Go through the data below and copy each line that includes "true".

BEGIN RECORDED INFORMATION

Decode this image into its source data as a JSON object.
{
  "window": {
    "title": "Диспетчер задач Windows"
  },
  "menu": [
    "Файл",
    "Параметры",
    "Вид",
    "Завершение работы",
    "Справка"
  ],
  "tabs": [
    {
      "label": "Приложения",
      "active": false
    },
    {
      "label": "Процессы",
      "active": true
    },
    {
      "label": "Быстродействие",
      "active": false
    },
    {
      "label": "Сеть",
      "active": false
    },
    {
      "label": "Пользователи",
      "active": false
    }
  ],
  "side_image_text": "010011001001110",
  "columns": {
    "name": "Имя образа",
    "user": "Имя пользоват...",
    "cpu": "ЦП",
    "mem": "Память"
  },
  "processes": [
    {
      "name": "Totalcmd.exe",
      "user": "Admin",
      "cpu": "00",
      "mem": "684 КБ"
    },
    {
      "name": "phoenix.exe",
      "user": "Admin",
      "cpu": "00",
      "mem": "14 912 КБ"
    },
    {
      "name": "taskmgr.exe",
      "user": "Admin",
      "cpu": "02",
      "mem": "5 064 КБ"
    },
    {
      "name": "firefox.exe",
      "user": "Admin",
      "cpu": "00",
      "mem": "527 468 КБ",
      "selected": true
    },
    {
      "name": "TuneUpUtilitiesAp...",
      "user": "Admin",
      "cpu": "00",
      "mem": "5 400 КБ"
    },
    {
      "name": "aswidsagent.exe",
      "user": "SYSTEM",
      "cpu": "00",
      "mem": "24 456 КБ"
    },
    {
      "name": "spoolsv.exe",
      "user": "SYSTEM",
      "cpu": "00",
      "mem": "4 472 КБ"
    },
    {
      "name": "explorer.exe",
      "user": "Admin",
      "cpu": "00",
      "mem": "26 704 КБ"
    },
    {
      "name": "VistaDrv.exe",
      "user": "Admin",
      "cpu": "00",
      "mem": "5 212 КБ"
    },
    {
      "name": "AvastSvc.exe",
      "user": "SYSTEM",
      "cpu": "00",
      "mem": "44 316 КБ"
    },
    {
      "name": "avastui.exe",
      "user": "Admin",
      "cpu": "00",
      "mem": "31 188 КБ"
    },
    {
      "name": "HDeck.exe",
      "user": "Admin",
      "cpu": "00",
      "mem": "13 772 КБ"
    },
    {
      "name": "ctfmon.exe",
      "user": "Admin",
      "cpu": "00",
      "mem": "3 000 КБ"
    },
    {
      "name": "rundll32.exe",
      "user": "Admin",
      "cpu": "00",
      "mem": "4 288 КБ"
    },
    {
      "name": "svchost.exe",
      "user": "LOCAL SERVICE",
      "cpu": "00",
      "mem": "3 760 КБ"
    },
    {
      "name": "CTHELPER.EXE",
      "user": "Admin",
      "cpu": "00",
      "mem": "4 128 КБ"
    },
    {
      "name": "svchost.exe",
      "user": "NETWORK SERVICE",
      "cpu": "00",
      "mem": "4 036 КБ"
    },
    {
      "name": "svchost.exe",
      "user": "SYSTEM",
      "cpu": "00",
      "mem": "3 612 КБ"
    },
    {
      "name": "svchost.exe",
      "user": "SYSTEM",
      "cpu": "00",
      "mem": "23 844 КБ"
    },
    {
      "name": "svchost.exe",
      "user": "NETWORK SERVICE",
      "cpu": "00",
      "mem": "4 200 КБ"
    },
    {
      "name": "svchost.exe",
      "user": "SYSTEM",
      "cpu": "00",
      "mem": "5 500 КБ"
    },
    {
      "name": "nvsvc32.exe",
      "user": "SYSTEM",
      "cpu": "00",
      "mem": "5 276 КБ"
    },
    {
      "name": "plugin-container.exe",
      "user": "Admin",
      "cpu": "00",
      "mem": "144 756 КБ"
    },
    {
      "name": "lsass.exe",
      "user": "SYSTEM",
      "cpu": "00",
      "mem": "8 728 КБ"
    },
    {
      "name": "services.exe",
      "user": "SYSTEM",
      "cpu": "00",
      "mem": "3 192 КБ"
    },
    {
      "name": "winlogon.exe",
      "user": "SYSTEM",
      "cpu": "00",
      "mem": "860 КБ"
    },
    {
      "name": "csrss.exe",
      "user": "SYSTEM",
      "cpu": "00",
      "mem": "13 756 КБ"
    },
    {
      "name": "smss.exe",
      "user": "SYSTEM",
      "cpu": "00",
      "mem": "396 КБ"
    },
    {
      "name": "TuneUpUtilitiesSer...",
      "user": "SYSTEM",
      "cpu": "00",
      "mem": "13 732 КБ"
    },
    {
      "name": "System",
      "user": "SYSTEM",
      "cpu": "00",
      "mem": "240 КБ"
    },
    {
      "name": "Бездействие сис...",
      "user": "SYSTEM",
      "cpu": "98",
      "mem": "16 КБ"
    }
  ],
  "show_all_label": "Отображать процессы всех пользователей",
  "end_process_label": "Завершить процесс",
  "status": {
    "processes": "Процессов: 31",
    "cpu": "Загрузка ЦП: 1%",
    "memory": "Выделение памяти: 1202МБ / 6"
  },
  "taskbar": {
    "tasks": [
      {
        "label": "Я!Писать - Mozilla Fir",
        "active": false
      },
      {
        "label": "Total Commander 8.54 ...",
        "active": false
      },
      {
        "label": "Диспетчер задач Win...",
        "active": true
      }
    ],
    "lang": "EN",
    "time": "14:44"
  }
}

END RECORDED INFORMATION

ANSWER SECTION:
      "active": true
      "selected": true
        "active": true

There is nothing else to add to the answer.